It is a late 17th-century text and is considered to be the most encyclopedic of the three classic texts on hatha yoga. Gheranda Samhita is a manual of yoga taught by Gheranda to Chanda Kapali. Unlike other hatha yoga texts, the Gheranda Samhita speaks of a sevenfold yoga: Shatkarma for purificationAsana for strengtheningMudra for steadyingPratyahara for calmingPranayama for lightnessDhyana for perceptionSamādhi for isolation The text itself follows this division in seven chapters, and has a focus upon the ṣaṭkarmas (shatkarma), thus this text is sometimes said to describe ghatastha yoga. Sources[edit] Bahadur, Rai and Srisa Chandra Vasu. 1914-15 The Gheranda Samhita (source) External links[edit] Mallinson, James (translator). Yoga.

Yoga (/ˈjoʊɡə/; Sanskrit: योग, Listen) is an Indian physical, mental, and spiritual practice or discipline.


There is a broad variety of schools, practices and goals in Hinduism, Buddhism (including Vajrayana and Tibetan Buddhism[2][3][4]) and Jainism.[5][6][7][6] The best-known are Hatha yoga and Raja yoga. The origins of Yoga have been speculated to date back to pre-Vedic Indian traditions, but most likely developed around the sixth and fifth centuries BCE, in ancient India's ascetic circles, which are also credited with the early sramana movements. [note 1] The chronology of earliest texts describing yoga-practices is unclear, varyingly credited to Hindu Upanishads[9] and Buddhist Pāli Canon,[10] probably of third century BCE or later. The Yoga Sutras of Patanjali from first half of 1st millennium CE is one of a key surviving major texts on Yoga.[11][12] Hatha yoga texts emerged around 11th century CE, and in its origins was related to Tantrism.[13][14] Terminology. Karana dance.

A variant of Parsvanikutttakam karana Karanas are the 108 key transitions[1] in the classical Indian dance described in Natya Shastra.

Karana dance

Karana is a Sanskrit verbal noun, meaning "doing". Description[edit] Natya Shastra states that Karanas are the framework for the "margi" (pan-Indian classical) productions which are supposed to spiritually enlighten the spectators, as opposed to the "desi" (regional folk or pop dance) productions which can only entertain the spectators. "One who performs well this Karana dance created by Maheswara will go free from all sins to the abode of this deity" states Natya Shastra [2] A variant of Vrscikakuttitam karana While recently there used to be devadasis who perform all the 108 karanas, in most contemporary Bharatanatyam or Odissi schools only a small number of karanas and their derivatives have been transmitted by parampara up to date.

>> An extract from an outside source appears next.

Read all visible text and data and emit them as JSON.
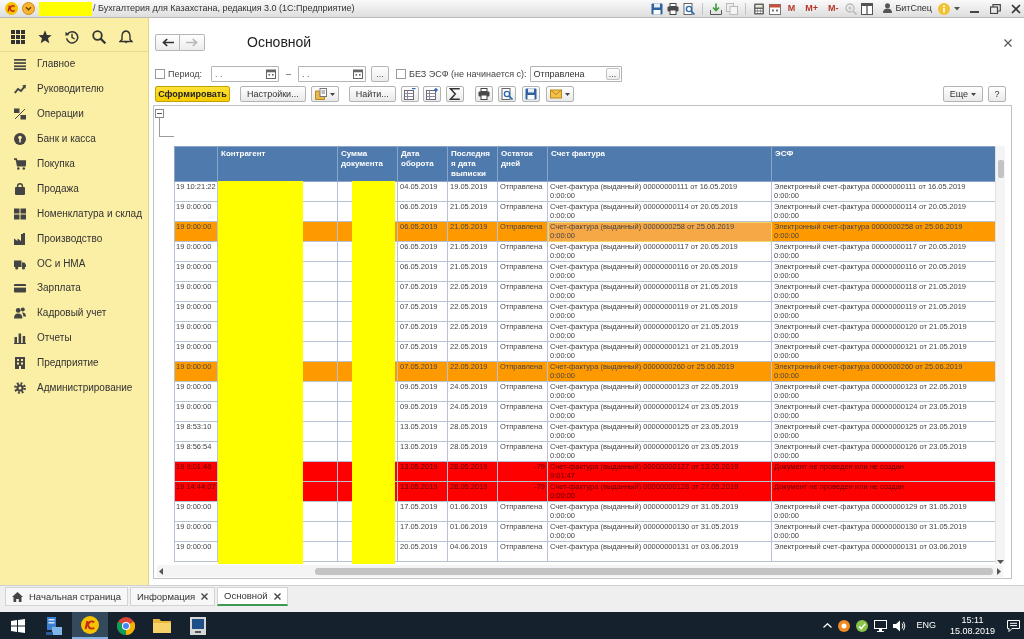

Apart from that, performing of the same karana differ greatly across different classical Indian styles. List of asanas. Asanas are yoga-poses.

List of asanas

This page describes common asanas. Various names[edit] Over time as more schools of yoga emerged and more books were written by different teachers, the nomenclature has diverged. Sometimes names are switched around (e.g. balānanda and ānandabalāsana). Sometimes a pose has multiple names from different traditions (e.g. merudandāsana is the same pose as urdhvakoṇāsana or upaviṣṭhakoṇāsana A). Asana. In the practice of Yoga, Asana denotes the art of sitting still[1] and also any posture useful for restoring and maintaining a practitioner's well-being and improving the body's flexibility and vitality, cultivating the ability to remain in seated meditation for extended periods.[2] Such asanas are known in English as "yoga postures" or "yoga positions".


Any way that we may sit or stand is an asana while a posture used in yoga is called a yogasana. Modern usage includes lying on the back, standing on the head and a variety of other positions.[2] In yoga asana refers both to the place in which a practitioner (yogin or yogi if male, yogini if female) sits and the posture in which he or she sits.[3] In the Yoga Sutras, Patanjali defines asana as "to be seated in a position that is firm, but relaxed".[4] Patanjali mentions the ability to sit for extended periods as one of the eight limbs of his system, known as Raja yoga,[5] but does not reference standing postures or kriyās.